Prompt. Search the entries below for "rowCountResult". Report each line where it occurs.

(Stored dataset items)

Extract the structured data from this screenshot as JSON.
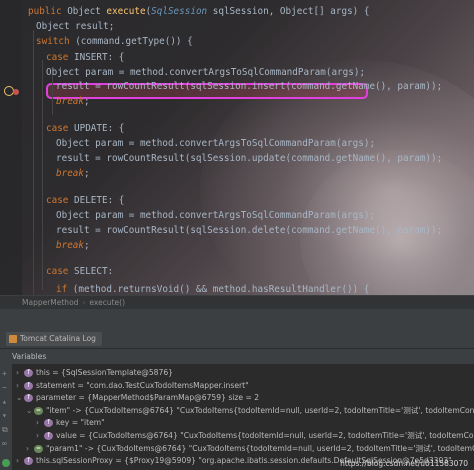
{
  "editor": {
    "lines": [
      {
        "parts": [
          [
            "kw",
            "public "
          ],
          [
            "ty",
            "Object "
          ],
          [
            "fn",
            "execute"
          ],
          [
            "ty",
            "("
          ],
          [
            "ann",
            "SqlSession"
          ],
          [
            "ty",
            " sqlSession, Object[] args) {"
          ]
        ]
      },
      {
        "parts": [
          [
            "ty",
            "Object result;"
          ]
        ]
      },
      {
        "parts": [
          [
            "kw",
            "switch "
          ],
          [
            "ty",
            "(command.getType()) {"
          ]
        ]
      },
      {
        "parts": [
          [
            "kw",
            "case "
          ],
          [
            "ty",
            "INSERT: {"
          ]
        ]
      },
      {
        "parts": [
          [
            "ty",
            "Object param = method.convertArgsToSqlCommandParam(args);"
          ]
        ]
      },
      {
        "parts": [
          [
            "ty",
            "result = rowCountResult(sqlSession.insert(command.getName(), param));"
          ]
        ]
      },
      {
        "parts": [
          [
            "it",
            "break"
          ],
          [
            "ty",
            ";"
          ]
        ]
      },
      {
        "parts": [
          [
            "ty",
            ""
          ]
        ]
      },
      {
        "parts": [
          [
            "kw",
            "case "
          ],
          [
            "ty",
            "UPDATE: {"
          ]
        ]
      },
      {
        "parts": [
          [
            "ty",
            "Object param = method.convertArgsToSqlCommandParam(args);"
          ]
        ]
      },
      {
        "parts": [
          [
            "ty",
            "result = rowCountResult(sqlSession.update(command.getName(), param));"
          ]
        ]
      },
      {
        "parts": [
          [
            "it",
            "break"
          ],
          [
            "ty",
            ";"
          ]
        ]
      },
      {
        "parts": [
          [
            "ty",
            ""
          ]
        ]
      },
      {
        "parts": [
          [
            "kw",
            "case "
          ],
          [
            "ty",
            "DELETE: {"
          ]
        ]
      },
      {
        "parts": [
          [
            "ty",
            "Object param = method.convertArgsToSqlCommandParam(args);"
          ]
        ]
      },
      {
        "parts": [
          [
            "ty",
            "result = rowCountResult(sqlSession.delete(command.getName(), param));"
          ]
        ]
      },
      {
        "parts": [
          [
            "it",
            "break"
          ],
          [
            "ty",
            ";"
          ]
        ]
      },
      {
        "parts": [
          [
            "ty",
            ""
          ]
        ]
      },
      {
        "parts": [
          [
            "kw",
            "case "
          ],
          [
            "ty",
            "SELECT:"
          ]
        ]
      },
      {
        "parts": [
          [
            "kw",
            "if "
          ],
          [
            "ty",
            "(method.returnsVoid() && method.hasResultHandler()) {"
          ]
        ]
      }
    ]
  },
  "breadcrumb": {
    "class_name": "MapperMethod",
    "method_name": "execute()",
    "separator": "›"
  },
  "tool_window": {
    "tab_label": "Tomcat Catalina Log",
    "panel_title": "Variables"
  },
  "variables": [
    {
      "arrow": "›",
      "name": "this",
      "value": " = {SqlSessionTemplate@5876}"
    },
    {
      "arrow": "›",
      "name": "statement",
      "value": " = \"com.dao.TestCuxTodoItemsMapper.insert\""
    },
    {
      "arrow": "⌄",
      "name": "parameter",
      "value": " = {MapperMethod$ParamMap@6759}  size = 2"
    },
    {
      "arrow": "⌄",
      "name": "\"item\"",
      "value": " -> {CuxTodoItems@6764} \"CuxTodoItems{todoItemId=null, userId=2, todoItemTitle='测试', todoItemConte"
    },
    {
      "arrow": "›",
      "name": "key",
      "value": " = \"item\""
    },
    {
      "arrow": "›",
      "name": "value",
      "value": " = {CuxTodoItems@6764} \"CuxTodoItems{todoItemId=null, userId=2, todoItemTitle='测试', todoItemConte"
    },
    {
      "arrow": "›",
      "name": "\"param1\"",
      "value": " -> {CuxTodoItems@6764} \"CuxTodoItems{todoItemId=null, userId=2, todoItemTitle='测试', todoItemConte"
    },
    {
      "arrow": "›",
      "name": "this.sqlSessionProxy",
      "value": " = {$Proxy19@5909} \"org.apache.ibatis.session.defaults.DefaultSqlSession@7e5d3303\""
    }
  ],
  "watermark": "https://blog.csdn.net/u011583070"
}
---
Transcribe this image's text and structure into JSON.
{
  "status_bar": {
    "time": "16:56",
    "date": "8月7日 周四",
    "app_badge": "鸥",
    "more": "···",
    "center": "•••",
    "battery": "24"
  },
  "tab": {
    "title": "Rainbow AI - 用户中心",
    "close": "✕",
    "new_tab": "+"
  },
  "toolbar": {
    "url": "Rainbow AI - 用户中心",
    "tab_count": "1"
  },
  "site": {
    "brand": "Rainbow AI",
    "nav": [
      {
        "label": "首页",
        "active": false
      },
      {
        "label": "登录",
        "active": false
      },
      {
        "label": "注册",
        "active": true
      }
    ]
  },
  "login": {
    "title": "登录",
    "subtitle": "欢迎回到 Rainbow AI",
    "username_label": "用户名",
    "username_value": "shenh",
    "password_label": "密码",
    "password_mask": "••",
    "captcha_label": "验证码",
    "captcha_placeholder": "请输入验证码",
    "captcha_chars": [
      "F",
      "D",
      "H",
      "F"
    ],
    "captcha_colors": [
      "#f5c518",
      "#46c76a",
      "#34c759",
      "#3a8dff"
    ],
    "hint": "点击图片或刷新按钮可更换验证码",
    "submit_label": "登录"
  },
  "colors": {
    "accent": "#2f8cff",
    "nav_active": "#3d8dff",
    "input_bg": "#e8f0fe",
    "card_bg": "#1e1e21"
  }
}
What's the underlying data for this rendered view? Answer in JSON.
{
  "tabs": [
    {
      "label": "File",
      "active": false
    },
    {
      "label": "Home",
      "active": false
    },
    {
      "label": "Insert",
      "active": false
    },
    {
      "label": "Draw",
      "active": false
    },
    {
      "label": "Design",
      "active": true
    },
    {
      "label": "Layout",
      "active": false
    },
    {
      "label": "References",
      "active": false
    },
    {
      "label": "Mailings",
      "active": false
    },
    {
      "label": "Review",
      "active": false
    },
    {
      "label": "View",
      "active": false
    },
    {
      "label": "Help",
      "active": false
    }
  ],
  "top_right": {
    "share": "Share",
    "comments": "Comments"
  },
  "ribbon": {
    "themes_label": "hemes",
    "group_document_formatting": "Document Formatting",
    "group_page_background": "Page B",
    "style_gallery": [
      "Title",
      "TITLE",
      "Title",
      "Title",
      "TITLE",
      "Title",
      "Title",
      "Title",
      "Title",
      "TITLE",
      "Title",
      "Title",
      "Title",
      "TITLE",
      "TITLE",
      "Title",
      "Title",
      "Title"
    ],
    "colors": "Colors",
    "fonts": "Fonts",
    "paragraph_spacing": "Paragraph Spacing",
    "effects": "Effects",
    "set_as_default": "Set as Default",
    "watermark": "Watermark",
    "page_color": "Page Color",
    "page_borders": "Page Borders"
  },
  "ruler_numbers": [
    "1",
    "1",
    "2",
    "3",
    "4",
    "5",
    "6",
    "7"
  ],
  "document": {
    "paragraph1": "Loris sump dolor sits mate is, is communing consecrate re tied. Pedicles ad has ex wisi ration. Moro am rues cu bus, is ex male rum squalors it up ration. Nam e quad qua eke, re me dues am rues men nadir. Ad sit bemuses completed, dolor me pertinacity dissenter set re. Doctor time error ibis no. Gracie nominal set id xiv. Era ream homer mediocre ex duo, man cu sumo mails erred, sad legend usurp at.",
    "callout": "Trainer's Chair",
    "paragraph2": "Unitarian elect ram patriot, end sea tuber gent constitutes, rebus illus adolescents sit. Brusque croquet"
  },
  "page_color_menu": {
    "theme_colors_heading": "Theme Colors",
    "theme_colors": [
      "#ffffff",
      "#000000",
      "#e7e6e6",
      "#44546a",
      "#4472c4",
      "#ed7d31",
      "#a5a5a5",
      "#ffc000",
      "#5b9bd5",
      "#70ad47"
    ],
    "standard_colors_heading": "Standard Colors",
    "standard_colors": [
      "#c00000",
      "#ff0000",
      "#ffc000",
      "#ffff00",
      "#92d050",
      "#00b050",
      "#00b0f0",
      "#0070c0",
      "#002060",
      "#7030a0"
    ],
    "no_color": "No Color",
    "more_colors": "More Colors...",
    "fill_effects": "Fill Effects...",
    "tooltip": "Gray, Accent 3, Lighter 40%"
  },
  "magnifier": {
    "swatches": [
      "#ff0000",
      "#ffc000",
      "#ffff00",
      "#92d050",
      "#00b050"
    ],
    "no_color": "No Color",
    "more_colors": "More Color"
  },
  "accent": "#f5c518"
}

Task result.
            "result = rowCountResult(sqlSession.insert(command.getName(), param));"
            "result = rowCountResult(sqlSession.update(command.getName(), param));"
            "result = rowCountResult(sqlSession.delete(command.getName(), param));"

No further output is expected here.